== Aim of the task ==
The full listing should be set down again without a single alteration.

== Material for the task ==

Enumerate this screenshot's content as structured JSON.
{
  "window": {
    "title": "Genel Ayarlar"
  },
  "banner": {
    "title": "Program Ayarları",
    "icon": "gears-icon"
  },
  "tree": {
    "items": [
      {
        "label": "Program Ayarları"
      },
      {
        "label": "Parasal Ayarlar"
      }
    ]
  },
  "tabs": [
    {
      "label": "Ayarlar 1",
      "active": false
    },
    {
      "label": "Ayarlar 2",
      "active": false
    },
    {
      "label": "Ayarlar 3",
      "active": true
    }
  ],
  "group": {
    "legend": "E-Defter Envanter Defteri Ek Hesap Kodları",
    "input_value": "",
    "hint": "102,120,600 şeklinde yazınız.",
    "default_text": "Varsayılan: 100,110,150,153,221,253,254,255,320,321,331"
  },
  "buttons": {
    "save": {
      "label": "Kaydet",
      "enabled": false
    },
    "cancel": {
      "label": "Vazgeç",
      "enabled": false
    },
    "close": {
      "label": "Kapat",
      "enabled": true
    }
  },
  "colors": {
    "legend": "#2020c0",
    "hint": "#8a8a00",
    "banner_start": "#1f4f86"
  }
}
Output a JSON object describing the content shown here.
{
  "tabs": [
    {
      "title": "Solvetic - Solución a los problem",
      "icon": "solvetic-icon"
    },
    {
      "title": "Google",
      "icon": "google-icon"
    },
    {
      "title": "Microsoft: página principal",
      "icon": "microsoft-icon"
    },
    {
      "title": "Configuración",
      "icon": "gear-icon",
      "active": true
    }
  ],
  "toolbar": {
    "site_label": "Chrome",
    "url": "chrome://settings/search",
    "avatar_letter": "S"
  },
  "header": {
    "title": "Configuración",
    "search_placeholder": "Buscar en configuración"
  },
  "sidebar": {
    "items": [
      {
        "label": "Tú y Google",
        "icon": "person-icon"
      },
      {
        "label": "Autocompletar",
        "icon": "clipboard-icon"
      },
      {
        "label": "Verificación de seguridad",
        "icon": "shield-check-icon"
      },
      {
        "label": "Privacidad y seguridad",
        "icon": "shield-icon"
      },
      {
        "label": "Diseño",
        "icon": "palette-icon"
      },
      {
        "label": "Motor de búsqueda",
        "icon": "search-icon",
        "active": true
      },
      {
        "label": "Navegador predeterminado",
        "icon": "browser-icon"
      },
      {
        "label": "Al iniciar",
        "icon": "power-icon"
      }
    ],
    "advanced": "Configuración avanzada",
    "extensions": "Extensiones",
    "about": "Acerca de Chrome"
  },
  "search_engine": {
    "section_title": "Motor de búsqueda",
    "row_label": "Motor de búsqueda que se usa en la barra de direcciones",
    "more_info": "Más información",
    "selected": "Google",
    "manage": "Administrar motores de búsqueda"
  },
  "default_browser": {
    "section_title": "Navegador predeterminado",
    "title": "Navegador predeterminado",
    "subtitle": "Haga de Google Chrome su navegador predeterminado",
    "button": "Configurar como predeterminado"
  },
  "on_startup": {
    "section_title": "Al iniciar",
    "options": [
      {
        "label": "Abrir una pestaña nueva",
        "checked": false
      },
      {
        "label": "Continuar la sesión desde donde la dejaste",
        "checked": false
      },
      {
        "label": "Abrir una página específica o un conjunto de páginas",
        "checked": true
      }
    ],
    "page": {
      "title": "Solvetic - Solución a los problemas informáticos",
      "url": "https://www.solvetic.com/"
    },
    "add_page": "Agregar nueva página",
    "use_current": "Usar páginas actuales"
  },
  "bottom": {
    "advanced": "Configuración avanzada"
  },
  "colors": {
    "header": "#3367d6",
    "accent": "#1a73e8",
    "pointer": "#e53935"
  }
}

== Your response ==
Enumerate this screenshot's content as structured JSON.
{
  "window": {
    "title": "Genel Ayarlar"
  },
  "banner": {
    "title": "Program Ayarları",
    "icon": "gears-icon"
  },
  "tree": {
    "items": [
      {
        "label": "Program Ayarları"
      },
      {
        "label": "Parasal Ayarlar"
      }
    ]
  },
  "tabs": [
    {
      "label": "Ayarlar 1",
      "active": false
    },
    {
      "label": "Ayarlar 2",
      "active": false
    },
    {
      "label": "Ayarlar 3",
      "active": true
    }
  ],
  "group": {
    "legend": "E-Defter Envanter Defteri Ek Hesap Kodları",
    "input_value": "",
    "hint": "102,120,600 şeklinde yazınız.",
    "default_text": "Varsayılan: 100,110,150,153,221,253,254,255,320,321,331"
  },
  "buttons": {
    "save": {
      "label": "Kaydet",
      "enabled": false
    },
    "cancel": {
      "label": "Vazgeç",
      "enabled": false
    },
    "close": {
      "label": "Kapat",
      "enabled": true
    }
  },
  "colors": {
    "legend": "#2020c0",
    "hint": "#8a8a00",
    "banner_start": "#1f4f86"
  }
}
Output a JSON object describing the content shown here.
{
  "tabs": [
    {
      "title": "Solvetic - Solución a los problem",
      "icon": "solvetic-icon"
    },
    {
      "title": "Google",
      "icon": "google-icon"
    },
    {
      "title": "Microsoft: página principal",
      "icon": "microsoft-icon"
    },
    {
      "title": "Configuración",
      "icon": "gear-icon",
      "active": true
    }
  ],
  "toolbar": {
    "site_label": "Chrome",
    "url": "chrome://settings/search",
    "avatar_letter": "S"
  },
  "header": {
    "title": "Configuración",
    "search_placeholder": "Buscar en configuración"
  },
  "sidebar": {
    "items": [
      {
        "label": "Tú y Google",
        "icon": "person-icon"
      },
      {
        "label": "Autocompletar",
        "icon": "clipboard-icon"
      },
      {
        "label": "Verificación de seguridad",
        "icon": "shield-check-icon"
      },
      {
        "label": "Privacidad y seguridad",
        "icon": "shield-icon"
      },
      {
        "label": "Diseño",
        "icon": "palette-icon"
      },
      {
        "label": "Motor de búsqueda",
        "icon": "search-icon",
        "active": true
      },
      {
        "label": "Navegador predeterminado",
        "icon": "browser-icon"
      },
      {
        "label": "Al iniciar",
        "icon": "power-icon"
      }
    ],
    "advanced": "Configuración avanzada",
    "extensions": "Extensiones",
    "about": "Acerca de Chrome"
  },
  "search_engine": {
    "section_title": "Motor de búsqueda",
    "row_label": "Motor de búsqueda que se usa en la barra de direcciones",
    "more_info": "Más información",
    "selected": "Google",
    "manage": "Administrar motores de búsqueda"
  },
  "default_browser": {
    "section_title": "Navegador predeterminado",
    "title": "Navegador predeterminado",
    "subtitle": "Haga de Google Chrome su navegador predeterminado",
    "button": "Configurar como predeterminado"
  },
  "on_startup": {
    "section_title": "Al iniciar",
    "options": [
      {
        "label": "Abrir una pestaña nueva",
        "checked": false
      },
      {
        "label": "Continuar la sesión desde donde la dejaste",
        "checked": false
      },
      {
        "label": "Abrir una página específica o un conjunto de páginas",
        "checked": true
      }
    ],
    "page": {
      "title": "Solvetic - Solución a los problemas informáticos",
      "url": "https://www.solvetic.com/"
    },
    "add_page": "Agregar nueva página",
    "use_current": "Usar páginas actuales"
  },
  "bottom": {
    "advanced": "Configuración avanzada"
  },
  "colors": {
    "header": "#3367d6",
    "accent": "#1a73e8",
    "pointer": "#e53935"
  }
}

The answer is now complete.